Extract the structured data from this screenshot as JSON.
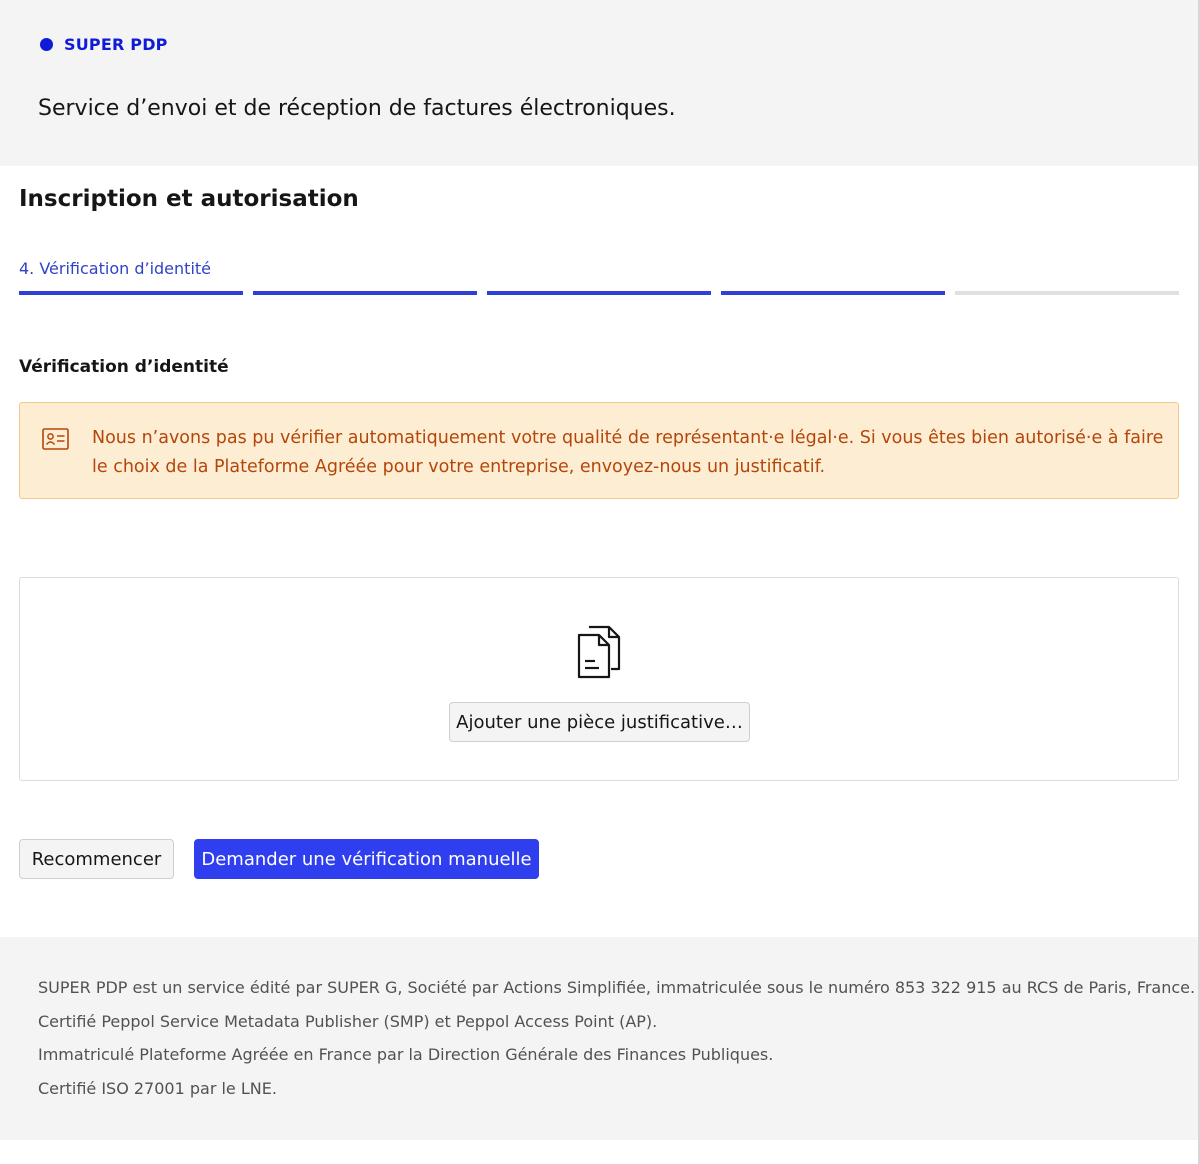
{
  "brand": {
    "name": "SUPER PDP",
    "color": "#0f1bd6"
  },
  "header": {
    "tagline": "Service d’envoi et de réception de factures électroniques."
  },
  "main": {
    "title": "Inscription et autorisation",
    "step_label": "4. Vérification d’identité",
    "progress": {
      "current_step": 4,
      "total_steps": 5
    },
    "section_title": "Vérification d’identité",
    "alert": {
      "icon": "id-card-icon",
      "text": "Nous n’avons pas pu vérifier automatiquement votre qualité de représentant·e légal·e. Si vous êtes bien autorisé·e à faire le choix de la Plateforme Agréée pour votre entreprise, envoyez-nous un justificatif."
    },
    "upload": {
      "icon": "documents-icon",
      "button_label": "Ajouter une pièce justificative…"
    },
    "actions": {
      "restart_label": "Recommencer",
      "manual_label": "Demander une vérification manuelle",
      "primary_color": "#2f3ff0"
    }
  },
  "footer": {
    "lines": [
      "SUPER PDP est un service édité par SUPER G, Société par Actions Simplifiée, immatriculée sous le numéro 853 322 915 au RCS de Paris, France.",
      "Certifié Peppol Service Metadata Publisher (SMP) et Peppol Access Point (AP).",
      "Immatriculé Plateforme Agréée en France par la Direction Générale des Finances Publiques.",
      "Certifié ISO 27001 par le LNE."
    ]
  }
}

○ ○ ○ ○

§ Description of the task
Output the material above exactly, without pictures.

§ Answer for this exercise
Extract the structured data from this screenshot as JSON.
{
  "brand": {
    "name": "SUPER PDP",
    "color": "#0f1bd6"
  },
  "header": {
    "tagline": "Service d’envoi et de réception de factures électroniques."
  },
  "main": {
    "title": "Inscription et autorisation",
    "step_label": "4. Vérification d’identité",
    "progress": {
      "current_step": 4,
      "total_steps": 5
    },
    "section_title": "Vérification d’identité",
    "alert": {
      "icon": "id-card-icon",
      "text": "Nous n’avons pas pu vérifier automatiquement votre qualité de représentant·e légal·e. Si vous êtes bien autorisé·e à faire le choix de la Plateforme Agréée pour votre entreprise, envoyez-nous un justificatif."
    },
    "upload": {
      "icon": "documents-icon",
      "button_label": "Ajouter une pièce justificative…"
    },
    "actions": {
      "restart_label": "Recommencer",
      "manual_label": "Demander une vérification manuelle",
      "primary_color": "#2f3ff0"
    }
  },
  "footer": {
    "lines": [
      "SUPER PDP est un service édité par SUPER G, Société par Actions Simplifiée, immatriculée sous le numéro 853 322 915 au RCS de Paris, France.",
      "Certifié Peppol Service Metadata Publisher (SMP) et Peppol Access Point (AP).",
      "Immatriculé Plateforme Agréée en France par la Direction Générale des Finances Publiques.",
      "Certifié ISO 27001 par le LNE."
    ]
  }
}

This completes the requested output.